By now, most of the nearly 11 million people who’ve seen the YouTube video know it’s a fake. There’s no armed Russian quadrotor drone; the video is a bit of CGI trickery, a viral advertisement for the next Call of Duty game. But real-life weaponized quadrotors may be a lot closer than you think, thanks to a project undertaken by Marine Corps Maj. Derek Snyder at the Naval Postgraduate School in Monterey, Calif.
People have previously tried arming bigger unmanned helicopters, but Snyder was interested in a tactical counter-sniper weapon. Say a platoon is pinned down by sniper fire. Soldiers can locate the shooter with a sensor like the Individual Gunshot detection system, but they still have to deal with the threat. Snyder aimed to develop a small drone that a soldier could pull out of a backpack and send off to take out the sniper, all without leaving cover.
Snyder experimented with both fixed-wing and helicopter-type drones, using off-the-shelf hardware. In the end he used two quadrotors: the $8000 Pelican made by German outfit Ascending Technologies and the Taiwanese GAUI 330X, which costs just $400. Each has a payload of more than a pound and could be fitted with a camera and transmitter to relay video to the operator.

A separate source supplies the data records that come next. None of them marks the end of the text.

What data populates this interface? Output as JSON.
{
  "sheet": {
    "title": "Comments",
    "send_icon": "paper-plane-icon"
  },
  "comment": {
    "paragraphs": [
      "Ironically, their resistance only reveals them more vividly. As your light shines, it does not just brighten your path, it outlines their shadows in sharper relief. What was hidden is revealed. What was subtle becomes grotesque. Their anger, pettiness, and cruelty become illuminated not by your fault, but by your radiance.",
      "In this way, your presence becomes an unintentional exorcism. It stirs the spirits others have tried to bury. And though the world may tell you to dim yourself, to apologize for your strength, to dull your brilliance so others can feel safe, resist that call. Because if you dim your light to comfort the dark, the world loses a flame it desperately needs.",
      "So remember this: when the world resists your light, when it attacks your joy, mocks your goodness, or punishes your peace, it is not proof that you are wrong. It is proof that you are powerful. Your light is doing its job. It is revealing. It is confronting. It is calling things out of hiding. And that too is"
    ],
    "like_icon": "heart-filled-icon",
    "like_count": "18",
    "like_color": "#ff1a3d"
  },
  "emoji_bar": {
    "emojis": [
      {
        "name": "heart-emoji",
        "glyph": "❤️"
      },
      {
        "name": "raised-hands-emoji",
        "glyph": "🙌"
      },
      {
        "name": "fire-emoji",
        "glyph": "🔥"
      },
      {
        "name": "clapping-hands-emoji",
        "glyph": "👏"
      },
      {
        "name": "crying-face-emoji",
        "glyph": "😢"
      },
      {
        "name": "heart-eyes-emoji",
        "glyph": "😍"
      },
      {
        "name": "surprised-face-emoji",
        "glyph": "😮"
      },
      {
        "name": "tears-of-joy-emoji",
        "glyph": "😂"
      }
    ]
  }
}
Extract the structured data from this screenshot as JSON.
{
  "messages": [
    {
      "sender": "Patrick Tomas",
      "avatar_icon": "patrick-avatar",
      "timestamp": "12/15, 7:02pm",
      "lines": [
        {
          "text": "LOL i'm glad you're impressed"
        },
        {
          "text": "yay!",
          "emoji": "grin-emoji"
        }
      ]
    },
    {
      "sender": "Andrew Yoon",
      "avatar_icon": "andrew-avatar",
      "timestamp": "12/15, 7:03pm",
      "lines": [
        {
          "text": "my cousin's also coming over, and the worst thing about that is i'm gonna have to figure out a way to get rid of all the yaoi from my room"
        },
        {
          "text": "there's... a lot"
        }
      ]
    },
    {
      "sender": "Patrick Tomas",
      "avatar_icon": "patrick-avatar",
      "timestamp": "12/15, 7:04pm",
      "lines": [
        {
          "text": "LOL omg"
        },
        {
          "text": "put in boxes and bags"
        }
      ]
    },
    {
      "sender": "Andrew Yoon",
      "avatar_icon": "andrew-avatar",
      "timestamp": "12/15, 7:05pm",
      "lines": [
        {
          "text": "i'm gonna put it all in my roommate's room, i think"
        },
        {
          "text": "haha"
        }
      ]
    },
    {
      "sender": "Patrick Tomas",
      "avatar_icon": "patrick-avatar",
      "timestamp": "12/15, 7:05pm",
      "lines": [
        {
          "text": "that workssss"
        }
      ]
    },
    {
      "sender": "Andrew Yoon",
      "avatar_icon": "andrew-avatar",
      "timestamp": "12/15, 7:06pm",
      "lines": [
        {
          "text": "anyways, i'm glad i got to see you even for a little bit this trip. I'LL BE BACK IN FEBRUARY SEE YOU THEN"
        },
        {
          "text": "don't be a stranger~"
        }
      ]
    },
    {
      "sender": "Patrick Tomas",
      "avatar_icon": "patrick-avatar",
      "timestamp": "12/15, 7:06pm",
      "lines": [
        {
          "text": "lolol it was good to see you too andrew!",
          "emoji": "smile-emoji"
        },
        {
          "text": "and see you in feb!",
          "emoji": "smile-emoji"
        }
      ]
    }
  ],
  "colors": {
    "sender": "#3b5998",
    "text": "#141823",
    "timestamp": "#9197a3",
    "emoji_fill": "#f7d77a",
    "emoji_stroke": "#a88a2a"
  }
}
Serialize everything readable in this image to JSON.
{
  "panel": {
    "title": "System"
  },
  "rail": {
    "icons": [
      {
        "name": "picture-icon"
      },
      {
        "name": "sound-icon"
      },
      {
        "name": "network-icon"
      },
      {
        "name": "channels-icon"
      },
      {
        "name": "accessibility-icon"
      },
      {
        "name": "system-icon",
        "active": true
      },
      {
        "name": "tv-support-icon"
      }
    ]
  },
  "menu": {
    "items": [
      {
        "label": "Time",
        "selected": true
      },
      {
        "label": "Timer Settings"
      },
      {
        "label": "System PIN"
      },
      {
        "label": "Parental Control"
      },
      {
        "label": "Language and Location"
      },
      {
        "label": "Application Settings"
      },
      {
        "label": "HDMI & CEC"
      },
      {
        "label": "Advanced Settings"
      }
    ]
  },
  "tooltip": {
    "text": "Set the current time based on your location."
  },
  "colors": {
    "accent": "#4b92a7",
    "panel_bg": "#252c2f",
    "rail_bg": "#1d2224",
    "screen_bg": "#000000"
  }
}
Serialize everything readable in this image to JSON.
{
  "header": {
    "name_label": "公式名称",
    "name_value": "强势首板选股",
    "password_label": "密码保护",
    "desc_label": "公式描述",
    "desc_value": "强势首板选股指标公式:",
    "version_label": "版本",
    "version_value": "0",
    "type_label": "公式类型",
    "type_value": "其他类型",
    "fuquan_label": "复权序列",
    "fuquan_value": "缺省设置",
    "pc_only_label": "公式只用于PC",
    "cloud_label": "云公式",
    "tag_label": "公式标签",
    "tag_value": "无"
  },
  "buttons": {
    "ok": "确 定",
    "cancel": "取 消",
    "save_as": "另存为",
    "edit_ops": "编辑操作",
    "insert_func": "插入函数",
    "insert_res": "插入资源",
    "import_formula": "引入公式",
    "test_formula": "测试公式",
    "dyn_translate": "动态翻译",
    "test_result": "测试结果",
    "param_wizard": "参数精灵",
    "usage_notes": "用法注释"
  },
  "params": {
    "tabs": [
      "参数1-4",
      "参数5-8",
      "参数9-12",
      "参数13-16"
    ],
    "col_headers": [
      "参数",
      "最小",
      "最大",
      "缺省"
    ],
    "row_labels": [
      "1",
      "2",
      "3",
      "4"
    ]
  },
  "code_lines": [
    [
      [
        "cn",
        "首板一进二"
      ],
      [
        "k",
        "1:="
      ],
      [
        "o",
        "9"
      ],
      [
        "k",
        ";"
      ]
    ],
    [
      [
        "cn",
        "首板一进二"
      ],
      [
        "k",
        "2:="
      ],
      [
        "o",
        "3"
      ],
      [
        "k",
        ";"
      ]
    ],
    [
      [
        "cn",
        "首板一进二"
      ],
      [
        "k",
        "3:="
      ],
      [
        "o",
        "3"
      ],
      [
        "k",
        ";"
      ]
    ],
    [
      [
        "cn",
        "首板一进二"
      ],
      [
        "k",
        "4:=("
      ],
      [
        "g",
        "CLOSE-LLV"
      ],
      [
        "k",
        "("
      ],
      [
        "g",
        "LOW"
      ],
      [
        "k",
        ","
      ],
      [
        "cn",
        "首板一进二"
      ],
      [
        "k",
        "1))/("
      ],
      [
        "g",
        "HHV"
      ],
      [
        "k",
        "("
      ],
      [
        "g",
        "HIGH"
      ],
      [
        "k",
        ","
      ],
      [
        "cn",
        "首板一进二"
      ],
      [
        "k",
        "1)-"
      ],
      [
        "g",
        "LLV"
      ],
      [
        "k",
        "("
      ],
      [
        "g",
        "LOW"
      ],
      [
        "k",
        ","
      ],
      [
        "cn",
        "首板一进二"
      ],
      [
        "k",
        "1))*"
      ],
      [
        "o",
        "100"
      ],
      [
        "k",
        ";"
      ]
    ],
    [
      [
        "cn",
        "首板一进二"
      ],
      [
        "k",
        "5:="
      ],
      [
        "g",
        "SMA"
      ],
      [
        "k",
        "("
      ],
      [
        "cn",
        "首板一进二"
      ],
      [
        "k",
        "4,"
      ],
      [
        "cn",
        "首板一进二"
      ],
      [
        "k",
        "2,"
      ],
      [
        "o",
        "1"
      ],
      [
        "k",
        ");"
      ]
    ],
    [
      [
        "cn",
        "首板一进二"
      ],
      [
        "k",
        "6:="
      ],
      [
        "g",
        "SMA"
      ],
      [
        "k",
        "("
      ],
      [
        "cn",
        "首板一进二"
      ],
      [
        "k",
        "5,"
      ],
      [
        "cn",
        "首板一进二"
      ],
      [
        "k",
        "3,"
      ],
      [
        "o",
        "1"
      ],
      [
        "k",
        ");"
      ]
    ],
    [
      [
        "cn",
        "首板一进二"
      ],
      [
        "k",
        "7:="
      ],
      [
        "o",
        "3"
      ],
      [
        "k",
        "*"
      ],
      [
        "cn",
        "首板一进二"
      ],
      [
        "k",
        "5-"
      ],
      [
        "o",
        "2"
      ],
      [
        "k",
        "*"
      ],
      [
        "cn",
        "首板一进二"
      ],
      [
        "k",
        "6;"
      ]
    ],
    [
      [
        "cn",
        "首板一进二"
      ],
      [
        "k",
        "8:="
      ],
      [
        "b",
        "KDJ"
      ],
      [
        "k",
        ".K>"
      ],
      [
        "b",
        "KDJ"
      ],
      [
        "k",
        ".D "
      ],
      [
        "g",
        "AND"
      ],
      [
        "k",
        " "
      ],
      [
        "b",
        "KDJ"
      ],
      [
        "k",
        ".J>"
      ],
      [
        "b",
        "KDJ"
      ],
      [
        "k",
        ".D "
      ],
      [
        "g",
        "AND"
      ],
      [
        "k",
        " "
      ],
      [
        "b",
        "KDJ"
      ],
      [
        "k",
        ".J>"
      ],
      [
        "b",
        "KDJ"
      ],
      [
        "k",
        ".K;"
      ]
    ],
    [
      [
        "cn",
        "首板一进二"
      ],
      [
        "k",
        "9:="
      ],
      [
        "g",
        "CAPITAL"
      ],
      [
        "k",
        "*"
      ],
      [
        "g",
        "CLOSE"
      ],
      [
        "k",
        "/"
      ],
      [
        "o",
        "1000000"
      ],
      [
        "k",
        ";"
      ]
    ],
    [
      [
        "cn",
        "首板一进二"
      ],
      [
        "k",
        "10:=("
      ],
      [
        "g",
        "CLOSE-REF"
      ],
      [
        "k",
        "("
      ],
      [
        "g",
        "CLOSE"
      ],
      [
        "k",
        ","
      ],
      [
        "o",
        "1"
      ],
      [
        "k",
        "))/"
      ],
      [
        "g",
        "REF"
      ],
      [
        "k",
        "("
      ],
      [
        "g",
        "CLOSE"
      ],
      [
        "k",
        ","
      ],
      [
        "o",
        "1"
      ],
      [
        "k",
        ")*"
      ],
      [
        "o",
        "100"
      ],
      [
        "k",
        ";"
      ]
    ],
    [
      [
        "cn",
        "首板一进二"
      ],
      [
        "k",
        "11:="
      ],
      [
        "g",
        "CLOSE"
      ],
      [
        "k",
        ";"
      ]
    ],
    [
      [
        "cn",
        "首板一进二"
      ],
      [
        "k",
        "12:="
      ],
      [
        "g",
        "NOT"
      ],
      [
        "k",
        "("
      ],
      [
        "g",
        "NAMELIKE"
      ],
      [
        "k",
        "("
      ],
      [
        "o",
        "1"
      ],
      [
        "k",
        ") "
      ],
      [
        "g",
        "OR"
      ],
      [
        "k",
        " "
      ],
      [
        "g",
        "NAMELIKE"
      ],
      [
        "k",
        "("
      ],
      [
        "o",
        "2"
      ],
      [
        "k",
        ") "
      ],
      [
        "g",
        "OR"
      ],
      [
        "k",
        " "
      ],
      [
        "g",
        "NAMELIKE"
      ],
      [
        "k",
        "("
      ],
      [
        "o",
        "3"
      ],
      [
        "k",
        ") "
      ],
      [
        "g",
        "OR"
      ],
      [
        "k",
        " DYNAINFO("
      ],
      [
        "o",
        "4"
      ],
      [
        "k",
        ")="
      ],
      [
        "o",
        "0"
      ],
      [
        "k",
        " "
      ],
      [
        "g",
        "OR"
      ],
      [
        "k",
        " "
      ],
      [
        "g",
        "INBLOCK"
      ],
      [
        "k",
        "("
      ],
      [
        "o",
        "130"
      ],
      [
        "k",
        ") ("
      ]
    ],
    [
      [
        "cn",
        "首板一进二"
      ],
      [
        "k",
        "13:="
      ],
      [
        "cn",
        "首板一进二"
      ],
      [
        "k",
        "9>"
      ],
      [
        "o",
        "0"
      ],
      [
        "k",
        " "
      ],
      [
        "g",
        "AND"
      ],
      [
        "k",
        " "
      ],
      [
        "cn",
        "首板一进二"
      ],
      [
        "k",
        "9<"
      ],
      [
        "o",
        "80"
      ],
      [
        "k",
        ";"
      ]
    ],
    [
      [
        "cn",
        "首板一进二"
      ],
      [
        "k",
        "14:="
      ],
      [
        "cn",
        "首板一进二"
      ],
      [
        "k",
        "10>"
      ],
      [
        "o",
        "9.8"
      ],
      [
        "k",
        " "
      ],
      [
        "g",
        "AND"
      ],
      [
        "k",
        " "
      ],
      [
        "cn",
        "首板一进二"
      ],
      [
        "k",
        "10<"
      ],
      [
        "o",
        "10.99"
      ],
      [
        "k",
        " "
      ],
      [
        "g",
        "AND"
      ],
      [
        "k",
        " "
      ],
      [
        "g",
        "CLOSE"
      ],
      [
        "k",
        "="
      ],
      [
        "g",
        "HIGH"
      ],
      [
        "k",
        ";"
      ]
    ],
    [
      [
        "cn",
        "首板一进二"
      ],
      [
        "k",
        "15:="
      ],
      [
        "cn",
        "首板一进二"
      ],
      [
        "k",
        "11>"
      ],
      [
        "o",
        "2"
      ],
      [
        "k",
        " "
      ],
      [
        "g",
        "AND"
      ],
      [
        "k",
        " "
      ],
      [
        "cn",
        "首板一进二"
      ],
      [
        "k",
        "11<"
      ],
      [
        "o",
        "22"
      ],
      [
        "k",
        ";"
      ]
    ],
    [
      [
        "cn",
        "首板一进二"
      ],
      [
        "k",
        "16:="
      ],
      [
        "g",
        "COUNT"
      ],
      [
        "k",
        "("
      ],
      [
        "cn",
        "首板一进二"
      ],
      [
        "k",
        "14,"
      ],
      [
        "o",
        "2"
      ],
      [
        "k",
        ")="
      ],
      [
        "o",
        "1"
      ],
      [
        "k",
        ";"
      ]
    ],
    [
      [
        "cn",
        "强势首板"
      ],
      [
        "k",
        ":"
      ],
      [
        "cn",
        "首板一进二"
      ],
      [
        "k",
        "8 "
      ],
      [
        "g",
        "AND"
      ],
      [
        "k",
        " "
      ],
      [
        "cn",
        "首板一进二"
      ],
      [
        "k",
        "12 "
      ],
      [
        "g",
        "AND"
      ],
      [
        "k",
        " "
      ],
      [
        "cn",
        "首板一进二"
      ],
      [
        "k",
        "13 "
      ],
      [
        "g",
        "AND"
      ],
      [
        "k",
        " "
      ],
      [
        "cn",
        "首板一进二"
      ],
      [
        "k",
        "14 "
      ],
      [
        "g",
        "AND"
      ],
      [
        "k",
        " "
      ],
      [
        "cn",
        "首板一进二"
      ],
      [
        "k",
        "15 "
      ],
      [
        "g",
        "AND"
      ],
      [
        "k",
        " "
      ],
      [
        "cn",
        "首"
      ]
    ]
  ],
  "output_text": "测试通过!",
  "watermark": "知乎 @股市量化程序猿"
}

Snyder says quadrotors have advantages over small fixed-wing drones like the Raven, which might also be armed for this type of operation. A quadrotor is much more accurate in firing because it can hover in place, and it can be launched by an operator staying down behind cover. Fixed-wing drones are hand-launched and the operator needs to be standing or running (the Raven needs a clear hundred-foot space.)
The next step was to go on the attack. One option: load the quadrotor with an explosive charge and crash it into the target, kamikaze-style, like the new Switchblade drone. But a weapon that can only be used once has obvious disadvantages. Instead, the drone could drop a grenade, but this tends to be inaccurate and risks harming bystanders. So Snyder decided to arm his drone with a shotgun (which he simulated with a paintball gun for development purposes.)
“The use of a paintball gun was merely to keep the red tape to a minimum,” says Kevin Jones, research associate professor in the Naval Postgraduate School department of Mechanical & Aerospace Engineering, who acted as thesis adviser on the project. “The paintball round is actually more challenging in that the range and flight characteristics of the paintball round are such that a bullet will almost certainly be more effective.”
Because paintball guns usually weigh around 3 pounds, Snyder stripped one down to its basics to fit it on the quadrotor. He replaced the heavy high-pressure air tank with a small CO2 cartridge, and added an accurate carbon-fiber barrel and a radio-control trigger. Still, aiming this thing was a challenge. From a range of 80 feet the paintballs struck around the human-size target, sometimes missing by inches. However, this would be close enough for the sniper to be caught in part of a shotgun blast, even if the blast was not lethal.
Jones says, “We also experimented with a nonstabilized gimbal for the gun on a quadrotor, using a second operator to steer and fire the gun. With an autonomous quadrotor, the operator could essentially park the vehicle in the air and then just focus on aiming the gun and taking a shot.”
“The priority would not necessarily be to kill the sniper, but to gain his attention long enough to change the equation in favor of the victim,” Snyder notes in his report. That also goes for the fact that the hovering quadrotor might be visible and draw fire if it approaches an enemy in broad daylight. The aim is to distract or alarm the sniper, and seeing one of these homing in should change his priorities.
Now Snyder had Jones think about arming the drone for real, by finding a suitable lightweight shotgun. Australian outfit Metalstorm, for example, makes the Maul, claimed to be the lightest 12-gauge shotgun in the world, at under 2 pounds. It has a five-shot capacity, no moving parts, and it is fired electronically. The company has already tested it successfully on a small unmanned helicopter.
Shotguns aren’t the only option. “While the spread of a shotgun round is enticing, the reduced range and the size and weight of shotgun rounds may be a disadvantage due to a necessary reduction in round capacity,” Jones says. “An SUAS [Small Unmanned Aircraft System] armed with many single-shot rounds may be much more effective… it could distract the opponent for a very long time, allowing our troops to maneuver on them.”
Jones says the research so far has been proof-of-concept. “The next stage would be to organize a small group of suitable weapons and SUAS manufacturers along with potential end-users, and identify what can be done now, and what we need to do to move forward,” he says.
Unlike Predator drones, armed quadrotors will not require enormous engineering capacity to develop—As this project shows, they might be assembled in small workshops using largely off-the-shelf components. So expect to see more of these sinister armed drones. The next Call of Duty is set in 2025; armed quadrotors will be here well before then.
Here’s a link to another great UAV story on Popular Mechanics: Drone Debrief: The Good, the bad and the ugly in UAVs